- **What you should do**
Select, from the material below, each line with "forum" in it.

- **Data shown**

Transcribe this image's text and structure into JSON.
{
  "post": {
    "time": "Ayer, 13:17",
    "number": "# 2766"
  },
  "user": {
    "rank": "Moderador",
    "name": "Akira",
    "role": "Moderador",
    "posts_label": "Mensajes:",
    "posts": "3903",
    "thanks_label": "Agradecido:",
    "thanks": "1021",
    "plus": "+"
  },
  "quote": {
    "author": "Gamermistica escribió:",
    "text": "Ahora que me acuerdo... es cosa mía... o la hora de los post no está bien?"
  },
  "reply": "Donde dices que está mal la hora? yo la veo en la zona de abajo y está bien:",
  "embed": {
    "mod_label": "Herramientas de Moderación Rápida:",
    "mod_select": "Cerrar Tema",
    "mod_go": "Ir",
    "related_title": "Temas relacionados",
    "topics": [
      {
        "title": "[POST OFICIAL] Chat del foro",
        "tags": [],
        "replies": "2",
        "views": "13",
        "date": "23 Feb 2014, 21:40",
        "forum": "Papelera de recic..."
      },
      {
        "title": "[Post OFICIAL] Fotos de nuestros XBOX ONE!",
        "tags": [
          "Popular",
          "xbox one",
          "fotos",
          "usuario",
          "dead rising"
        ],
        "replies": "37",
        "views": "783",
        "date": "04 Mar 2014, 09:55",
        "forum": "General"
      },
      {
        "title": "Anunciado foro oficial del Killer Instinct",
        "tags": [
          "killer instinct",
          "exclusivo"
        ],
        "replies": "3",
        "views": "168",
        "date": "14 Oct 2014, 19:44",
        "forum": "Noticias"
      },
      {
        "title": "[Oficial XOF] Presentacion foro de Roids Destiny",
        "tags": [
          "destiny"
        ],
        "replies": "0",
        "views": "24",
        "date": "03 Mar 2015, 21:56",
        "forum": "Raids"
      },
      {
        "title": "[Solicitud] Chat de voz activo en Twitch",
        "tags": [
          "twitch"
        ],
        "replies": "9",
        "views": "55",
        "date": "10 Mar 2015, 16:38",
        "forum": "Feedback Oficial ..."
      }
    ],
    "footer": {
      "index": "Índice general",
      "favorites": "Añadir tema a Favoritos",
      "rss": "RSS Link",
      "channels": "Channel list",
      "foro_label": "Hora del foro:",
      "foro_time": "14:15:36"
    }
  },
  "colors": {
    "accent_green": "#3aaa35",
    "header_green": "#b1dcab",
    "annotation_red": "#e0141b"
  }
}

- **Task response**
        "forum": "Papelera de recic..."
        "forum": "General"
        "forum": "Noticias"
        "forum": "Raids"
        "forum": "Feedback Oficial ..."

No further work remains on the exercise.